It was so good to see and visit with this dear woman once again. She is an inspiration! She remembered both of us. She is the oldest of three remaining offspring of Issac & Myra Rogers. Linda's mother, Lucille Burnham, 88 yrs, residing in Gilbert, Arizona, and her Uncle Francis, 86 yrs, residing in Oregon.
We asked Aunt Irene how she had been able to live to such an age. She said, "Good genes!" I believe it!

Greg & Laurie insisted on feeding us supper, cooking hamburgers on the grill, along with all the fixings.
Here we are on the back patio with the chef and two of his grandsons, and their handsome dog, "Rocky."
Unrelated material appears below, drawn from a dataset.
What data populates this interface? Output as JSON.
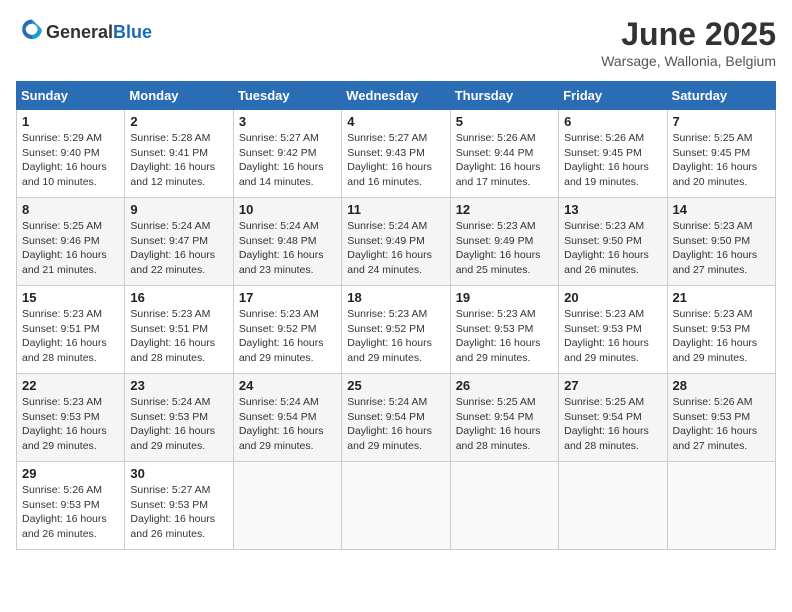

On Tuesday, August 3, after an overnight stop at Jeffery & Kristi's in Rexburg, we loaded up the car, said goodbye to Jacob & Liz who came to see us off, and took the road toward Salt Lake. This would be the first leg of our journey back to Arizona.
We stopped in Bountiful for a short but very enjoyable visit with my cousin, Gregory Chapman and his wife Laurie. Greg and I are the same age. We entered the mission field at the same time. He went to beautiful, warm Hawaii. I went to beautiful, cold northern Maine. It was great to finally visit them in their lovely home, located not far from the Bountiful Temple, up on the east bench.

Monday, August 2, 2010

We were on a fairly tame part of the river, with only a few sections of white water, but still, for a novice like me, it was great! We were on the river for just over an hour. It really was enjoyable.
Thanks, Kerry.

We enjoyed attending Sunday meetings with Kerry and Brenda at their Valley Ward in Salmon and had such a great time visiting and partaking of some great food and home made ice cream that afternoon and evening.
Monday, before we said goodbye and returned to Rexburg, it was Terry's pleasure to accompany Kerry for a raft trip down a portion of the Salmon River.
Here we are just before putting this rubber raft in the water.

Kerry helped his granddaugher doctor the calve and attempt to get him to eat, but it didn't look good. He would not get up and he wouldn't suck when milk was offered to him.
We all thought he wasn't going to make through the night, but to our pleasant surprise, when Maddy's father got home late that night he got the calf up, got him to eat and by morning he was as frisky as the others!

Three of the calves had no trouble helping themselves to their supper with the family cow, though she is not their birth mother, but the 4th calve was down, sick, unable to stand and in serious need of assistance.

On Saturday evening, not long after our arrival, Kerry and Brenda took us over to their son Jason's home, located some 6 miles back down the road toward town. Jason is president of the Salmon River LDS Stake. He was on a camp-out with youth of the Stake that evening and needed Kerry to help his young daughter Maddy feed 4 new Holstein calves.

This is the Beyeler home, sitting high on a prominence above the river. They are near the end of the road on the west side of the river. The nearest bridge is 12 miles away, so they don't get much traffic. What a peaceful place!

Saturday, July 31, we drove up to Salmon, Idaho, about 3 hours out of Rexburg on US 33, for a weekend with Linda's childhood friend, Brenda Beyeler and her husband Kerry. What a beautiful, relaxing and entirely enjoyable time we had with them!
This is a view from their front porch, overlooking the Salmon River, approximately 16 miles south of the city of Salmon. What a spectacular setting!